Elder abuse in Connecticut is any kind of physical or emotional injury inflicted willfully on an elderly person, but it can also consist of exploitation, abandonment or deprivation of essential services. Because actual physical abuse leaves marks and is easier to notice, many times, abuse takes these more passive forms. The deprivation of essential services means withdrawal or withholding of any service that would be essential to a nursing home resident’s well-being.

So, while improper use of restraints or threats of violence might constitute abuse, so too could not providing workers to move a bed-ridden resident enough to prevent sores or withholding necessary medication or locking the patient in his or her room. These types of acts are harder to prove than physical abuse and may depend upon the testimony of the resident to whom they are happening.
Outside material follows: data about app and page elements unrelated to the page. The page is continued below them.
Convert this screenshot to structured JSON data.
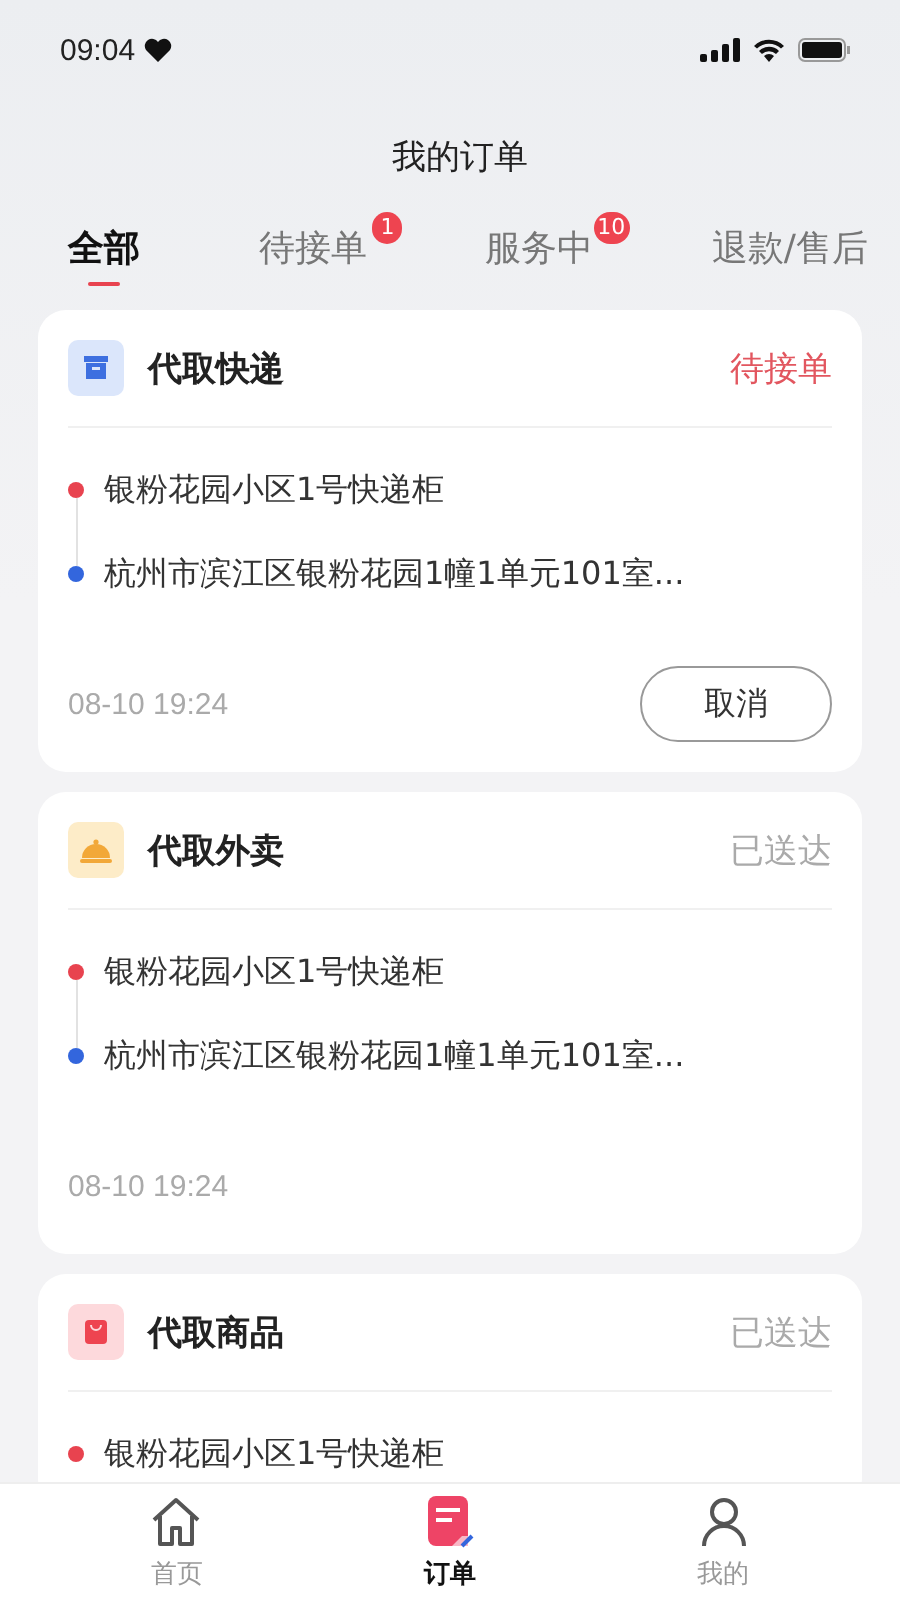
{
  "status_bar": {
    "time": "09:04"
  },
  "title": "我的订单",
  "tabs": [
    {
      "label": "全部",
      "selected": true
    },
    {
      "label": "待接单",
      "selected": false,
      "badge": "1"
    },
    {
      "label": "服务中",
      "selected": false,
      "badge": "10"
    },
    {
      "label": "退款/售后",
      "selected": false
    }
  ],
  "orders": [
    {
      "kind": "express",
      "title": "代取快递",
      "status": "待接单",
      "color": "#e2565f",
      "stops": [
        {
          "kind": "pickup",
          "text": "银粉花园小区1号快递柜"
        },
        {
          "kind": "dropoff",
          "text": "杭州市滨江区银粉花园1幢1单元101室..."
        }
      ],
      "time": "08-10 19:24",
      "action": "取消"
    },
    {
      "kind": "takeout",
      "title": "代取外卖",
      "status": "已送达",
      "color": "#aaaaaa",
      "stops": [
        {
          "kind": "pickup",
          "text": "银粉花园小区1号快递柜"
        },
        {
          "kind": "dropoff",
          "text": "杭州市滨江区银粉花园1幢1单元101室..."
        }
      ],
      "time": "08-10 19:24"
    },
    {
      "kind": "goods",
      "title": "代取商品",
      "status": "已送达",
      "color": "#aaaaaa",
      "stops": [
        {
          "kind": "pickup",
          "text": "银粉花园小区1号快递柜"
        }
      ]
    }
  ],
  "bottom_nav": [
    {
      "kind": "home",
      "label": "首页",
      "selected": false
    },
    {
      "kind": "orders",
      "label": "订单",
      "selected": true
    },
    {
      "kind": "me",
      "label": "我的",
      "selected": false
    }
  ]
}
Because older people sometimes have difficulty remembering details or become confused more easily, these behaviors sometimes go under-reported.

In short, patients and residents of nursing homes and their loved ones should be vigilant and aware of the types of abuse that could occur. Talking frequently with family members in such institutions and being inquisitive about their conditions, as well as trusting what they tell you may be the best way to guard against the violation of that person’s rights by nursing home employees.